_EXERCISE BRIEF_
Scan the data below and copy each line where "angry" occurs.

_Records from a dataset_

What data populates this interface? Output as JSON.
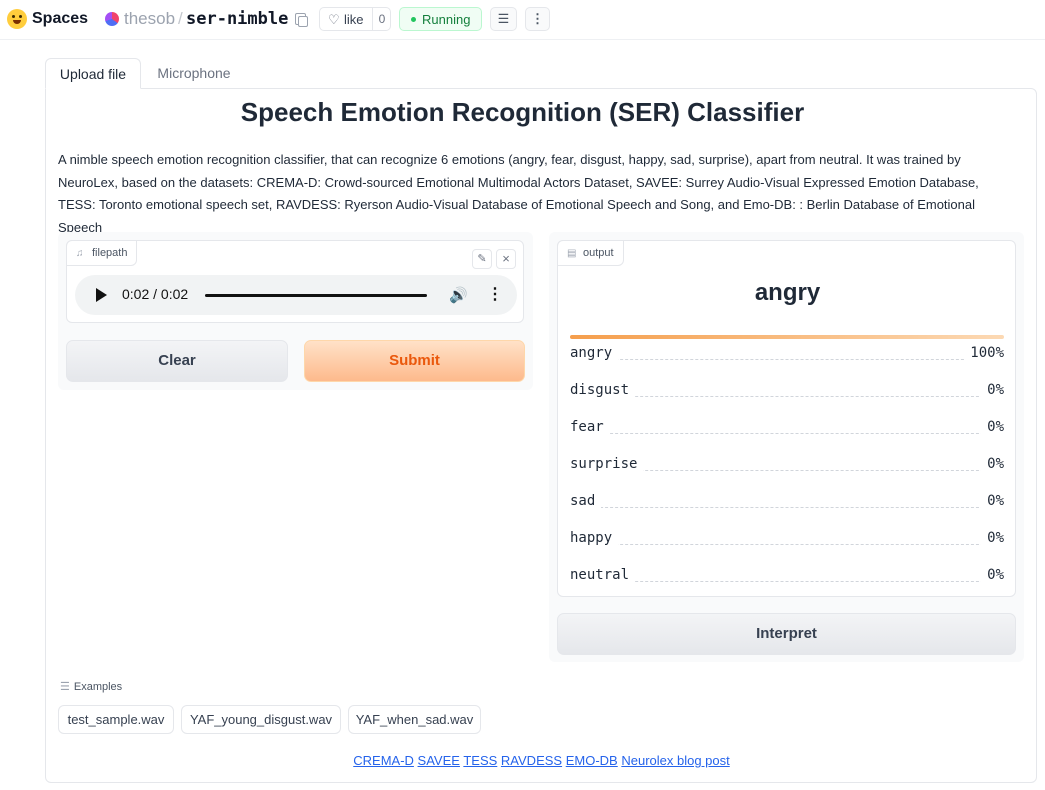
{
  "header": {
    "spaces_label": "Spaces",
    "owner": "thesob",
    "separator": "/",
    "repo": "ser-nimble",
    "like_label": "like",
    "like_count": "0",
    "status": "Running",
    "status_color": "#15803d",
    "logs_icon": "list-icon",
    "more_icon": "⋮"
  },
  "tabs": [
    {
      "label": "Upload file",
      "active": true
    },
    {
      "label": "Microphone",
      "active": false
    }
  ],
  "title": "Speech Emotion Recognition (SER) Classifier",
  "description": "A nimble speech emotion recognition classifier, that can recognize 6 emotions (angry, fear, disgust, happy, sad, surprise), apart from neutral. It was trained by NeuroLex, based on the datasets: CREMA-D: Crowd-sourced Emotional Multimodal Actors Dataset, SAVEE: Surrey Audio-Visual Expressed Emotion Database, TESS: Toronto emotional speech set, RAVDESS: Ryerson Audio-Visual Database of Emotional Speech and Song, and Emo-DB: : Berlin Database of Emotional Speech",
  "input": {
    "label": "filepath",
    "player_time": "0:02 / 0:02",
    "progress": 1.0
  },
  "buttons": {
    "clear": "Clear",
    "submit": "Submit",
    "interpret": "Interpret"
  },
  "output": {
    "label": "output",
    "predicted": "angry",
    "confidences": [
      {
        "label": "angry",
        "value": "100%",
        "fraction": 1.0
      },
      {
        "label": "disgust",
        "value": "0%",
        "fraction": 0
      },
      {
        "label": "fear",
        "value": "0%",
        "fraction": 0
      },
      {
        "label": "surprise",
        "value": "0%",
        "fraction": 0
      },
      {
        "label": "sad",
        "value": "0%",
        "fraction": 0
      },
      {
        "label": "happy",
        "value": "0%",
        "fraction": 0
      },
      {
        "label": "neutral",
        "value": "0%",
        "fraction": 0
      }
    ],
    "accent_color": "#f59e4c"
  },
  "examples": {
    "label": "Examples",
    "items": [
      "test_sample.wav",
      "YAF_young_disgust.wav",
      "YAF_when_sad.wav"
    ]
  },
  "footer_links": [
    "CREMA-D",
    "SAVEE",
    "TESS",
    "RAVDESS",
    "EMO-DB",
    "Neurolex blog post"
  ]
}
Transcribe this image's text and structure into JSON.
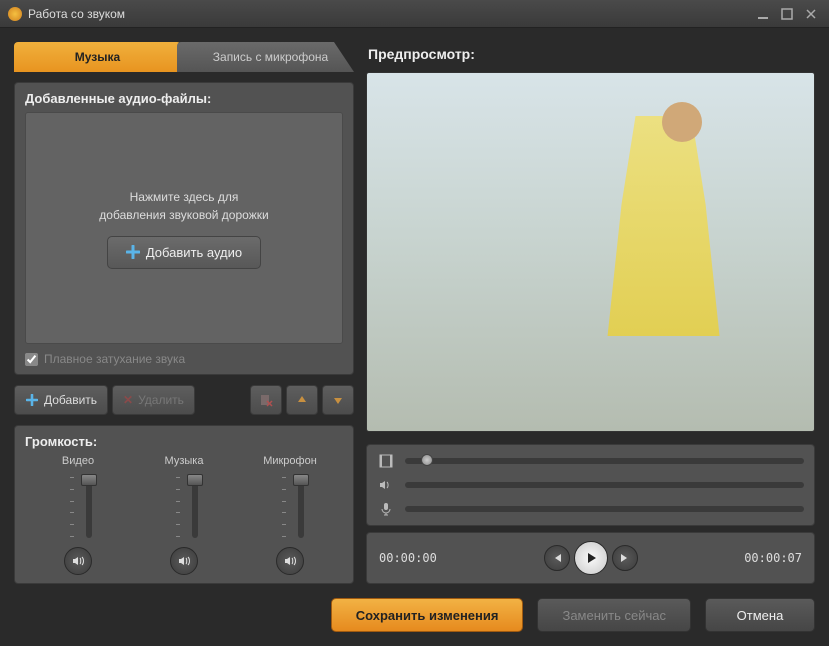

_RESULT OF THE EXERCISE_
  "description": "A nimble speech emotion recognition classifier, that can recognize 6 emotions (angry, fear, disgust, happy, sad, surprise), apart from neutral. It was trained by NeuroLex, based on the datasets: CREMA-D: Crowd-sourced Emotional Multimodal Actors Dataset, SAVEE: Surrey Audio-Visual Expressed Emotion Database, TESS: Toronto emotional speech set, RAVDESS: Ryerson Audio-Visual Database of Emotional Speech and Song, and Emo-DB: : Berlin Database of Emotional Speech",
    "predicted": "angry",
        "label": "angry",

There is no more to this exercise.